SUPPLIED ENTRIES:
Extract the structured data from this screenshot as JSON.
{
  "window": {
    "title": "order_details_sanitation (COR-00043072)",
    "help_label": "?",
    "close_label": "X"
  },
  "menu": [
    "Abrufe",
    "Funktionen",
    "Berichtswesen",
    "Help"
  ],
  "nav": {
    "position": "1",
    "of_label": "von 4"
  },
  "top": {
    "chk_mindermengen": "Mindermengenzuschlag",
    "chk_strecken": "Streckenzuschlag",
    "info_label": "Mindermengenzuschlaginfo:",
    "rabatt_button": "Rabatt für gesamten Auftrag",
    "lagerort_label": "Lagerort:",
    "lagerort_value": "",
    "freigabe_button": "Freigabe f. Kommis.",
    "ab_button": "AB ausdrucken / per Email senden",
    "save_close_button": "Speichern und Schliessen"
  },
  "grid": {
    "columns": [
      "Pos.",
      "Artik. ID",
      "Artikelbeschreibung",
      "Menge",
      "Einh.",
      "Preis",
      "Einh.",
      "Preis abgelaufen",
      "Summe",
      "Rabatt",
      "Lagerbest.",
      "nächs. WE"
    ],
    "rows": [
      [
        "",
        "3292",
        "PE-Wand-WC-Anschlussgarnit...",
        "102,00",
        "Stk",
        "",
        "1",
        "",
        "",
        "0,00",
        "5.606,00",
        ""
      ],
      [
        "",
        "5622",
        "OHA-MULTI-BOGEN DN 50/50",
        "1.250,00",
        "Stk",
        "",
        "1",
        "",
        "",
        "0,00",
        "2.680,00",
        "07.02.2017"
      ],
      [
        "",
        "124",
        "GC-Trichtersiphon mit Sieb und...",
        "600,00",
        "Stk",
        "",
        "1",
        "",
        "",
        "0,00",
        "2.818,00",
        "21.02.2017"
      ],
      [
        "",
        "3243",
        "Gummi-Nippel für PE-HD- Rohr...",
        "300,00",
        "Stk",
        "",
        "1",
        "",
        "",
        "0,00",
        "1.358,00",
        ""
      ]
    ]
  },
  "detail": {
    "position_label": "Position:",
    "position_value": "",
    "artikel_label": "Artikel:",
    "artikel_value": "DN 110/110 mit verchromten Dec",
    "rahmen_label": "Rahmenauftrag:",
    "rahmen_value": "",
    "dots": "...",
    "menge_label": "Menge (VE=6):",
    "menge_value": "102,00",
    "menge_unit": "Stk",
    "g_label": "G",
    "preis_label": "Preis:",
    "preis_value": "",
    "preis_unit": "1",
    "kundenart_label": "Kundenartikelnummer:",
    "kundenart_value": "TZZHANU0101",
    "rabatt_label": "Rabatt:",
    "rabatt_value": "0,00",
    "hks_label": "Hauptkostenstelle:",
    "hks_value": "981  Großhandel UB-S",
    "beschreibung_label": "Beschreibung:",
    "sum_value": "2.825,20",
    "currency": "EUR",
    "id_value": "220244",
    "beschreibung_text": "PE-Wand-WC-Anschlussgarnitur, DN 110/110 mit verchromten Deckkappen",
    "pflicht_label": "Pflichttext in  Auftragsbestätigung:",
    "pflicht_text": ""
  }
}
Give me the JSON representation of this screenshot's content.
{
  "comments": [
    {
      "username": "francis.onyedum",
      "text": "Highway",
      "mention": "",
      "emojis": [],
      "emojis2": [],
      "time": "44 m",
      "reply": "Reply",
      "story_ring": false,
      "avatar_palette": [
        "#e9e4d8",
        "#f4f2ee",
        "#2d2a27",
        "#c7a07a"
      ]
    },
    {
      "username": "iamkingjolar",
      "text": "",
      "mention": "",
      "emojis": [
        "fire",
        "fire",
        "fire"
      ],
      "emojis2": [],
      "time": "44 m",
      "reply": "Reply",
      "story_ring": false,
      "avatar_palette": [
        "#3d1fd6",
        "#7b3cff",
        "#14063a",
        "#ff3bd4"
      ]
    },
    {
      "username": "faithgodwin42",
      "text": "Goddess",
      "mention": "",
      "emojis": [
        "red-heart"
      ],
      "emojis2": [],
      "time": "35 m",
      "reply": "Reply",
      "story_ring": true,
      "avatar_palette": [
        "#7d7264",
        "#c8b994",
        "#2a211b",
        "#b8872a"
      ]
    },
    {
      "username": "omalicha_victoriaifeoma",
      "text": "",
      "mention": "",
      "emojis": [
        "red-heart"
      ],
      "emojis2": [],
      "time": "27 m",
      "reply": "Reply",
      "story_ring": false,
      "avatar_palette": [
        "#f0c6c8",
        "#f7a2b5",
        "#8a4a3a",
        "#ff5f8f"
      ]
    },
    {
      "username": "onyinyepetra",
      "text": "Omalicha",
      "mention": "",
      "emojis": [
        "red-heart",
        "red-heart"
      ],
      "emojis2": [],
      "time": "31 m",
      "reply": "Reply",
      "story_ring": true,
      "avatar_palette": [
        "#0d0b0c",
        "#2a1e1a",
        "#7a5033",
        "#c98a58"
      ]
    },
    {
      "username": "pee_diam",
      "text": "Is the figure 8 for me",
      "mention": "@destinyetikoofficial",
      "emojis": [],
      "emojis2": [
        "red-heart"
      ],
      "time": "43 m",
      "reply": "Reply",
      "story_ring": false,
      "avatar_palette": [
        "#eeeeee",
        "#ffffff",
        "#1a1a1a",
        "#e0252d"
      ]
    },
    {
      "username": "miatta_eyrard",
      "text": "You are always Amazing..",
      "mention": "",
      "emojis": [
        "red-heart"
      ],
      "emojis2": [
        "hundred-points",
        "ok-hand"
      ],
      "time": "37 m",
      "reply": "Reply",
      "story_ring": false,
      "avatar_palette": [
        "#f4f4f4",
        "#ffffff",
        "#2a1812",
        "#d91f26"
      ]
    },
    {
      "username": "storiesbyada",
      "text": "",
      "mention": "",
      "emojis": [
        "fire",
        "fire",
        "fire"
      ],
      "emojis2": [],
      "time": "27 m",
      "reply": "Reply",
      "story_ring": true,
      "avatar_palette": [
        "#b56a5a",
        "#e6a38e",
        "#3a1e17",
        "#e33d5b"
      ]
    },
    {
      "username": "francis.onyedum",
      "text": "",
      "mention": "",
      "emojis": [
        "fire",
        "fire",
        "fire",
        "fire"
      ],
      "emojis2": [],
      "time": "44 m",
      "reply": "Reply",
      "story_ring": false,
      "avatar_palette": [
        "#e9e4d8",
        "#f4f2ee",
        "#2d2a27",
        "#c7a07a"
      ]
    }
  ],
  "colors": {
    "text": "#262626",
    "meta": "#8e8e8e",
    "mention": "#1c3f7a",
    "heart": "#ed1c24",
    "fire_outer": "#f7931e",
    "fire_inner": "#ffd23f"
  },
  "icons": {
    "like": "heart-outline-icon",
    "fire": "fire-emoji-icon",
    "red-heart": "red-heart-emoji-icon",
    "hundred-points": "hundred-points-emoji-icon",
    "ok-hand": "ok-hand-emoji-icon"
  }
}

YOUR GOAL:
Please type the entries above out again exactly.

SOLUTION:
Extract the structured data from this screenshot as JSON.
{
  "window": {
    "title": "order_details_sanitation (COR-00043072)",
    "help_label": "?",
    "close_label": "X"
  },
  "menu": [
    "Abrufe",
    "Funktionen",
    "Berichtswesen",
    "Help"
  ],
  "nav": {
    "position": "1",
    "of_label": "von 4"
  },
  "top": {
    "chk_mindermengen": "Mindermengenzuschlag",
    "chk_strecken": "Streckenzuschlag",
    "info_label": "Mindermengenzuschlaginfo:",
    "rabatt_button": "Rabatt für gesamten Auftrag",
    "lagerort_label": "Lagerort:",
    "lagerort_value": "",
    "freigabe_button": "Freigabe f. Kommis.",
    "ab_button": "AB ausdrucken / per Email senden",
    "save_close_button": "Speichern und Schliessen"
  },
  "grid": {
    "columns": [
      "Pos.",
      "Artik. ID",
      "Artikelbeschreibung",
      "Menge",
      "Einh.",
      "Preis",
      "Einh.",
      "Preis abgelaufen",
      "Summe",
      "Rabatt",
      "Lagerbest.",
      "nächs. WE"
    ],
    "rows": [
      [
        "",
        "3292",
        "PE-Wand-WC-Anschlussgarnit...",
        "102,00",
        "Stk",
        "",
        "1",
        "",
        "",
        "0,00",
        "5.606,00",
        ""
      ],
      [
        "",
        "5622",
        "OHA-MULTI-BOGEN DN 50/50",
        "1.250,00",
        "Stk",
        "",
        "1",
        "",
        "",
        "0,00",
        "2.680,00",
        "07.02.2017"
      ],
      [
        "",
        "124",
        "GC-Trichtersiphon mit Sieb und...",
        "600,00",
        "Stk",
        "",
        "1",
        "",
        "",
        "0,00",
        "2.818,00",
        "21.02.2017"
      ],
      [
        "",
        "3243",
        "Gummi-Nippel für PE-HD- Rohr...",
        "300,00",
        "Stk",
        "",
        "1",
        "",
        "",
        "0,00",
        "1.358,00",
        ""
      ]
    ]
  },
  "detail": {
    "position_label": "Position:",
    "position_value": "",
    "artikel_label": "Artikel:",
    "artikel_value": "DN 110/110 mit verchromten Dec",
    "rahmen_label": "Rahmenauftrag:",
    "rahmen_value": "",
    "dots": "...",
    "menge_label": "Menge (VE=6):",
    "menge_value": "102,00",
    "menge_unit": "Stk",
    "g_label": "G",
    "preis_label": "Preis:",
    "preis_value": "",
    "preis_unit": "1",
    "kundenart_label": "Kundenartikelnummer:",
    "kundenart_value": "TZZHANU0101",
    "rabatt_label": "Rabatt:",
    "rabatt_value": "0,00",
    "hks_label": "Hauptkostenstelle:",
    "hks_value": "981  Großhandel UB-S",
    "beschreibung_label": "Beschreibung:",
    "sum_value": "2.825,20",
    "currency": "EUR",
    "id_value": "220244",
    "beschreibung_text": "PE-Wand-WC-Anschlussgarnitur, DN 110/110 mit verchromten Deckkappen",
    "pflicht_label": "Pflichttext in  Auftragsbestätigung:",
    "pflicht_text": ""
  }
}
Give me the JSON representation of this screenshot's content.
{
  "comments": [
    {
      "username": "francis.onyedum",
      "text": "Highway",
      "mention": "",
      "emojis": [],
      "emojis2": [],
      "time": "44 m",
      "reply": "Reply",
      "story_ring": false,
      "avatar_palette": [
        "#e9e4d8",
        "#f4f2ee",
        "#2d2a27",
        "#c7a07a"
      ]
    },
    {
      "username": "iamkingjolar",
      "text": "",
      "mention": "",
      "emojis": [
        "fire",
        "fire",
        "fire"
      ],
      "emojis2": [],
      "time": "44 m",
      "reply": "Reply",
      "story_ring": false,
      "avatar_palette": [
        "#3d1fd6",
        "#7b3cff",
        "#14063a",
        "#ff3bd4"
      ]
    },
    {
      "username": "faithgodwin42",
      "text": "Goddess",
      "mention": "",
      "emojis": [
        "red-heart"
      ],
      "emojis2": [],
      "time": "35 m",
      "reply": "Reply",
      "story_ring": true,
      "avatar_palette": [
        "#7d7264",
        "#c8b994",
        "#2a211b",
        "#b8872a"
      ]
    },
    {
      "username": "omalicha_victoriaifeoma",
      "text": "",
      "mention": "",
      "emojis": [
        "red-heart"
      ],
      "emojis2": [],
      "time": "27 m",
      "reply": "Reply",
      "story_ring": false,
      "avatar_palette": [
        "#f0c6c8",
        "#f7a2b5",
        "#8a4a3a",
        "#ff5f8f"
      ]
    },
    {
      "username": "onyinyepetra",
      "text": "Omalicha",
      "mention": "",
      "emojis": [
        "red-heart",
        "red-heart"
      ],
      "emojis2": [],
      "time": "31 m",
      "reply": "Reply",
      "story_ring": true,
      "avatar_palette": [
        "#0d0b0c",
        "#2a1e1a",
        "#7a5033",
        "#c98a58"
      ]
    },
    {
      "username": "pee_diam",
      "text": "Is the figure 8 for me",
      "mention": "@destinyetikoofficial",
      "emojis": [],
      "emojis2": [
        "red-heart"
      ],
      "time": "43 m",
      "reply": "Reply",
      "story_ring": false,
      "avatar_palette": [
        "#eeeeee",
        "#ffffff",
        "#1a1a1a",
        "#e0252d"
      ]
    },
    {
      "username": "miatta_eyrard",
      "text": "You are always Amazing..",
      "mention": "",
      "emojis": [
        "red-heart"
      ],
      "emojis2": [
        "hundred-points",
        "ok-hand"
      ],
      "time": "37 m",
      "reply": "Reply",
      "story_ring": false,
      "avatar_palette": [
        "#f4f4f4",
        "#ffffff",
        "#2a1812",
        "#d91f26"
      ]
    },
    {
      "username": "storiesbyada",
      "text": "",
      "mention": "",
      "emojis": [
        "fire",
        "fire",
        "fire"
      ],
      "emojis2": [],
      "time": "27 m",
      "reply": "Reply",
      "story_ring": true,
      "avatar_palette": [
        "#b56a5a",
        "#e6a38e",
        "#3a1e17",
        "#e33d5b"
      ]
    },
    {
      "username": "francis.onyedum",
      "text": "",
      "mention": "",
      "emojis": [
        "fire",
        "fire",
        "fire",
        "fire"
      ],
      "emojis2": [],
      "time": "44 m",
      "reply": "Reply",
      "story_ring": false,
      "avatar_palette": [
        "#e9e4d8",
        "#f4f2ee",
        "#2d2a27",
        "#c7a07a"
      ]
    }
  ],
  "colors": {
    "text": "#262626",
    "meta": "#8e8e8e",
    "mention": "#1c3f7a",
    "heart": "#ed1c24",
    "fire_outer": "#f7931e",
    "fire_inner": "#ffd23f"
  },
  "icons": {
    "like": "heart-outline-icon",
    "fire": "fire-emoji-icon",
    "red-heart": "red-heart-emoji-icon",
    "hundred-points": "hundred-points-emoji-icon",
    "ok-hand": "ok-hand-emoji-icon"
  }
}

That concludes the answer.